### Goal of the exercise
In the copy, keep every word of the data below and none of its pictures.

[[ Source material open ]]

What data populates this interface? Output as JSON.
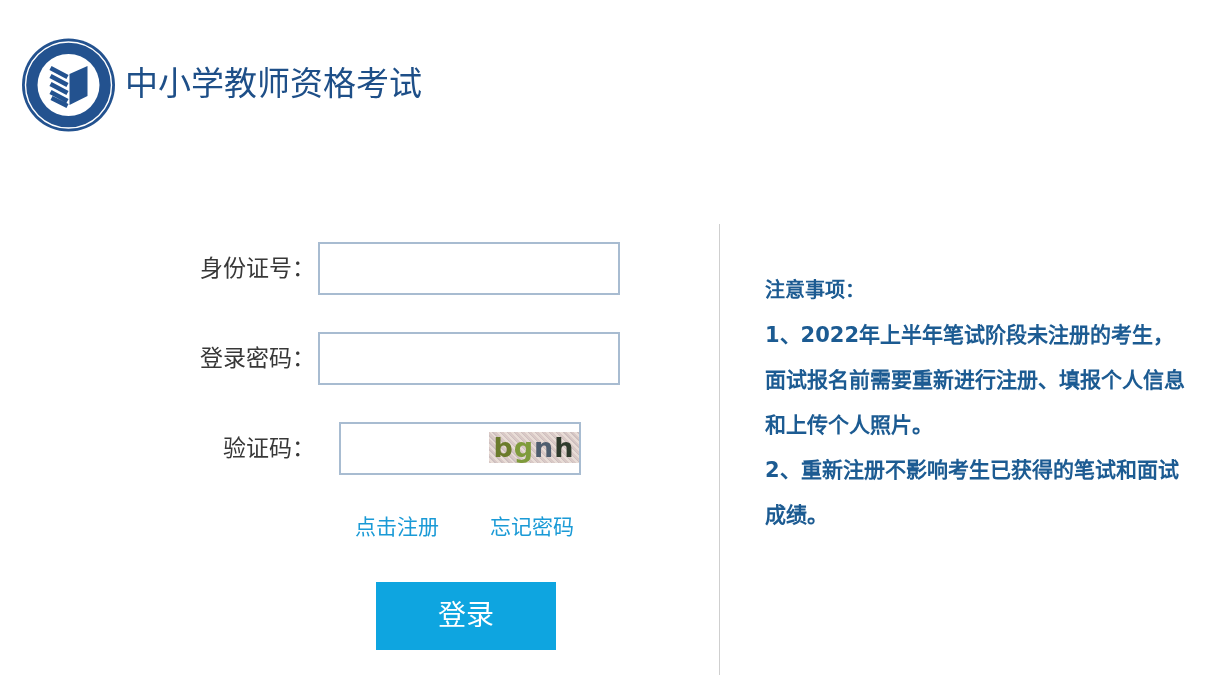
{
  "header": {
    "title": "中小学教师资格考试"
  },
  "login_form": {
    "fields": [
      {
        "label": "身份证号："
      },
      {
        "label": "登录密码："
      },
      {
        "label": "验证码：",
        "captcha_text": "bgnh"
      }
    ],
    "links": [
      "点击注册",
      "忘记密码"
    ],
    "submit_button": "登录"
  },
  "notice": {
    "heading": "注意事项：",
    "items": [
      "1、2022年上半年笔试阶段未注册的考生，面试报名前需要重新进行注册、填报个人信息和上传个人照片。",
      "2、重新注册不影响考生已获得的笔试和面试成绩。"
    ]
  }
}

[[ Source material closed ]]

### Answer below
What data populates this interface? Output as JSON.
{
  "header": {
    "title": "中小学教师资格考试"
  },
  "login_form": {
    "fields": [
      {
        "label": "身份证号："
      },
      {
        "label": "登录密码："
      },
      {
        "label": "验证码：",
        "captcha_text": "bgnh"
      }
    ],
    "links": [
      "点击注册",
      "忘记密码"
    ],
    "submit_button": "登录"
  },
  "notice": {
    "heading": "注意事项：",
    "items": [
      "1、2022年上半年笔试阶段未注册的考生，面试报名前需要重新进行注册、填报个人信息和上传个人照片。",
      "2、重新注册不影响考生已获得的笔试和面试成绩。"
    ]
  }
}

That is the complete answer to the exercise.